▶ _What needs to be done_
All lines in the records below that hold "image" are to be shown.

▶ _Extracted information_

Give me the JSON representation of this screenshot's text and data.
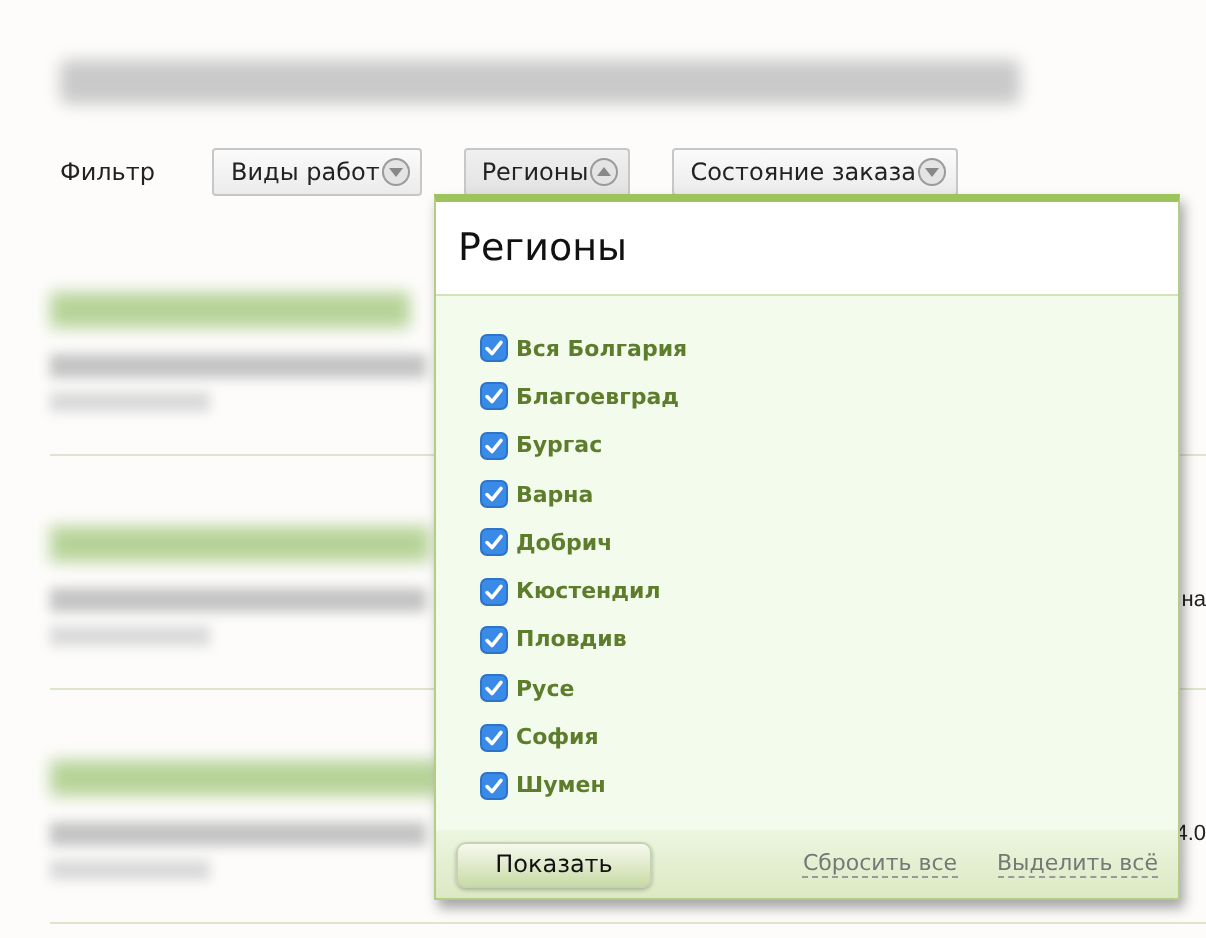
{
  "filter": {
    "label": "Фильтр",
    "buttons": [
      {
        "label": "Виды работ",
        "expanded": false
      },
      {
        "label": "Регионы",
        "expanded": true
      },
      {
        "label": "Состояние заказа",
        "expanded": false
      }
    ]
  },
  "listings": [
    {
      "description_end": "на"
    },
    {
      "description_end": "4.0"
    }
  ],
  "popup": {
    "title": "Регионы",
    "items": [
      {
        "label": "Вся Болгария",
        "checked": true
      },
      {
        "label": "Благоевград",
        "checked": true
      },
      {
        "label": "Бургас",
        "checked": true
      },
      {
        "label": "Варна",
        "checked": true
      },
      {
        "label": "Добрич",
        "checked": true
      },
      {
        "label": "Кюстендил",
        "checked": true
      },
      {
        "label": "Пловдив",
        "checked": true
      },
      {
        "label": "Русе",
        "checked": true
      },
      {
        "label": "София",
        "checked": true
      },
      {
        "label": "Шумен",
        "checked": true
      }
    ],
    "apply_button": "Показать",
    "reset_link": "Сбросить все",
    "select_all_link": "Выделить всё"
  }
}
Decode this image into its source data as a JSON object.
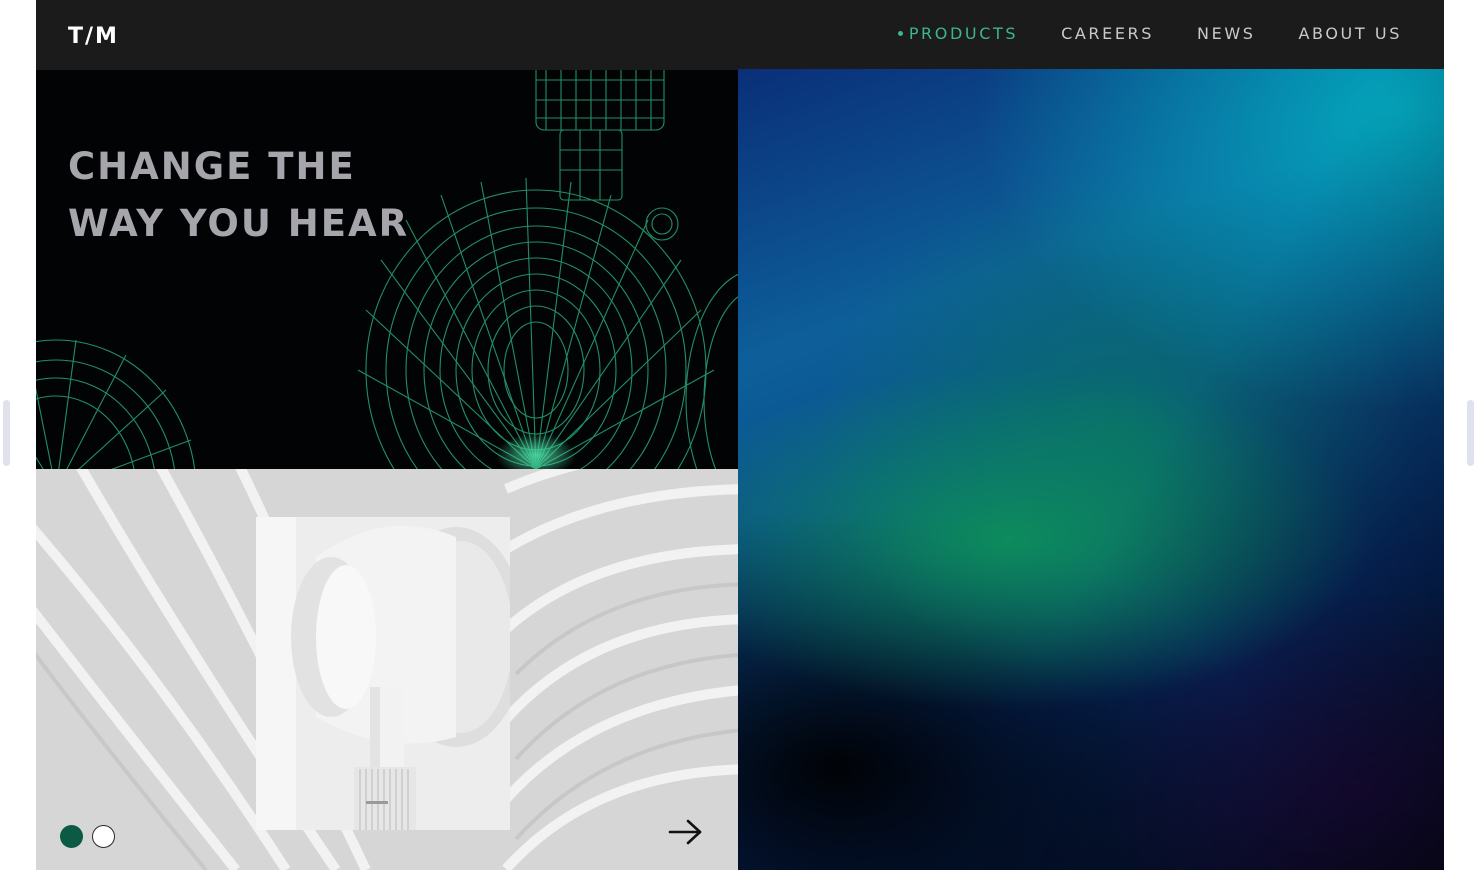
{
  "brand": {
    "logo_text": "T/M"
  },
  "nav": {
    "items": [
      {
        "label": "PRODUCTS",
        "active": true
      },
      {
        "label": "CAREERS",
        "active": false
      },
      {
        "label": "NEWS",
        "active": false
      },
      {
        "label": "ABOUT US",
        "active": false
      }
    ]
  },
  "hero": {
    "headline_line1": "CHANGE THE",
    "headline_line2": "WAY YOU HEAR",
    "image": "wireframe-headphones"
  },
  "product": {
    "image": "white-headphone-closeup",
    "background": "white-wave-architecture",
    "carousel": {
      "slides": 2,
      "active_slide": 1
    },
    "next_icon": "arrow-right-icon"
  },
  "colors": {
    "accent": "#3cb787",
    "active_dot": "#0d5a44",
    "navbar": "#1b1b1b",
    "headline": "#a5a5ab",
    "wireframe": "#2fbf8a"
  }
}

▶ _Written answer_
Decode this image into its source data as a JSON object.
    "image": "wireframe-headphones"
    "image": "white-headphone-closeup",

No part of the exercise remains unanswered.